This work was supported by NIH R01 CA238241. The ultrasound scanner used in this study was provided by Siemens Healthineers for research purposes. The authors report no conflict of interest.

For more information: www.jefferson.edu

Related Content

News | Radiation Oncology

May 17, 2022 — Radiation oncologists will meet with congressional leaders and staff today to ask for their support of ...

Time May 17, 2022
arrow
Videos | Proton Therapy

John C. Breneman, M.D., medical director of the Cincinnati Children's/UC Health Proton Therapy Center, and the principal ...

Time May 16, 2022
arrow
Feature | Radiology Business | By Melinda Taschetta-Millane

Imaging Technology News (ITN) won the National Gold Award for its PHOTO GALLERY: How COVID-19 Appears on Medical Imaging ...

Time May 13, 2022
arrow
News | Magnetic Resonance Imaging (MRI)

May 13, 2022 — Alzheimer’s disease is the most common form of dementia, one of the major causes of dependency and ...

Time May 13, 2022
arrow
News | Radiology Business

May 12, 2022 — Abbott announced a new partnership with Women as One to launch a new program designed to train more ...

Time May 12, 2022
arrow
News | Focused Ultrasound Therapy

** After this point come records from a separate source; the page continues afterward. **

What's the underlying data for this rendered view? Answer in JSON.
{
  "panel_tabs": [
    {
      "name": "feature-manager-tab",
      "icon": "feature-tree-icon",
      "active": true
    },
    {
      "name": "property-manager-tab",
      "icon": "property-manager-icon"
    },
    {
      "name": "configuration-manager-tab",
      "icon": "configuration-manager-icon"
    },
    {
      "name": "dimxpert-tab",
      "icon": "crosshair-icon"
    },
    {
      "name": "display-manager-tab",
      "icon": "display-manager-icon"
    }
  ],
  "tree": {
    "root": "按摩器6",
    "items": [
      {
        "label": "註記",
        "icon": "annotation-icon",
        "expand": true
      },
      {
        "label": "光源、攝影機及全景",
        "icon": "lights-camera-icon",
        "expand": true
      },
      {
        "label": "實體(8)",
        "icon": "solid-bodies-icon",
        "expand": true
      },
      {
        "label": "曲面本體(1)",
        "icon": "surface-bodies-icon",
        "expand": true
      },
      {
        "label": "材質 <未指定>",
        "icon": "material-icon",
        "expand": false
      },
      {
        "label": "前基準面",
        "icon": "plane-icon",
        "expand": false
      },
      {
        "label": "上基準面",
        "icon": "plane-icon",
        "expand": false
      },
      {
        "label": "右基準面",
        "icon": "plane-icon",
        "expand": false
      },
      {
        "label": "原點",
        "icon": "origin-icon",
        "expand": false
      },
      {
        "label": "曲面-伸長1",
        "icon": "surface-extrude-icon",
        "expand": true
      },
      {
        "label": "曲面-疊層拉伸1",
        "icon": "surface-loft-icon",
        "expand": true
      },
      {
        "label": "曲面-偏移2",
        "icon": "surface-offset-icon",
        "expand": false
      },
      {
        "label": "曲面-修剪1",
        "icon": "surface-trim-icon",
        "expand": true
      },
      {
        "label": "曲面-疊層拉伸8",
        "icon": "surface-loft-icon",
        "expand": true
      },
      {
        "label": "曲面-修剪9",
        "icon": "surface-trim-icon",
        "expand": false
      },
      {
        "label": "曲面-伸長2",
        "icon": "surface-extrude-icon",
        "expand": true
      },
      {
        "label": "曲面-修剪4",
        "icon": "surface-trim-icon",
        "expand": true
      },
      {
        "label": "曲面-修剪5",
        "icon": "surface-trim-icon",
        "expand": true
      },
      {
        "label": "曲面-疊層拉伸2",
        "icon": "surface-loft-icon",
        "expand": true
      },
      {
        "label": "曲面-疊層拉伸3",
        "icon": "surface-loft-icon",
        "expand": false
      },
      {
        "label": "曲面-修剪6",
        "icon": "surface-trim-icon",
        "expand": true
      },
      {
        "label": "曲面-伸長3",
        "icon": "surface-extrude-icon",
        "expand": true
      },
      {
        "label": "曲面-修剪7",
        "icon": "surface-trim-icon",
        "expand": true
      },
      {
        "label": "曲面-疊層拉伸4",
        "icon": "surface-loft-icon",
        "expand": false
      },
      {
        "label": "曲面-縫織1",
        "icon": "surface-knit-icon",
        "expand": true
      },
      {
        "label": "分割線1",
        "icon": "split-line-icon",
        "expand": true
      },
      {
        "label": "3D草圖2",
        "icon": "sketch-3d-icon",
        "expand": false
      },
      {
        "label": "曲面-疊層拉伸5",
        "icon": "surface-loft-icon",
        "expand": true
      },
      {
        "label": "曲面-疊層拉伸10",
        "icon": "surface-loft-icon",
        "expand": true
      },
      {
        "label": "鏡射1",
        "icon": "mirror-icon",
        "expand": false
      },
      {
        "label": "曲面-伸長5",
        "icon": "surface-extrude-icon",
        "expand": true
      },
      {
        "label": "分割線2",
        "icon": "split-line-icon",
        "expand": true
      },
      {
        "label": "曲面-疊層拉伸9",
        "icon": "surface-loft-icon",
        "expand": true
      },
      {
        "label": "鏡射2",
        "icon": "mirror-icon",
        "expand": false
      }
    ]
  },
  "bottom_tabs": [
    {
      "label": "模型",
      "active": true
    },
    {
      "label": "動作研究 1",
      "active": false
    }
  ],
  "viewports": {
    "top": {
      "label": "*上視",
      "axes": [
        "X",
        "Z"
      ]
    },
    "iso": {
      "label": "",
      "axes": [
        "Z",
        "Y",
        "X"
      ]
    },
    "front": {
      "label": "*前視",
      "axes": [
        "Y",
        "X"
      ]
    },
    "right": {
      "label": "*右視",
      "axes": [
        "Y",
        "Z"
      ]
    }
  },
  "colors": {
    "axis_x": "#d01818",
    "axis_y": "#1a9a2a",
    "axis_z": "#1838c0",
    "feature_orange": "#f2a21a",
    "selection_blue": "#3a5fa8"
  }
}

May 12, 2022 — UVA Health and the Charlottesville-based Focused Ultrasound Foundation today announced the launch of the ...

Time May 12, 2022
arrow
News | Treatment Planning

May 11, 2022 — Elekta has evolved radiosurgery to an unprecedented level with the launch of Elekta Esprit. This latest ...

Time May 11, 2022
arrow
News | Medical 3-D Printing

May 11, 2022 — Adaptiiv Medical Technologies is collaborating with HP Inc. and Varian, a Siemens Healthineers company ...

Time May 11, 2022
arrow
News | Treatment Planning

May 10, 2022 — GE Healthcare is proud to announce that it has entered into an agreement to collaborate with RaySearch ...

Time May 10, 2022
arrow
News | Magnetic Resonance Imaging (MRI)

May 10, 2022 — At the ISMRM 2022 conference, Bruker announced the launch of innovative 7 Tesla and 9.4 Tesla conduction ...

Time May 10, 2022
arrow
Subscribe Now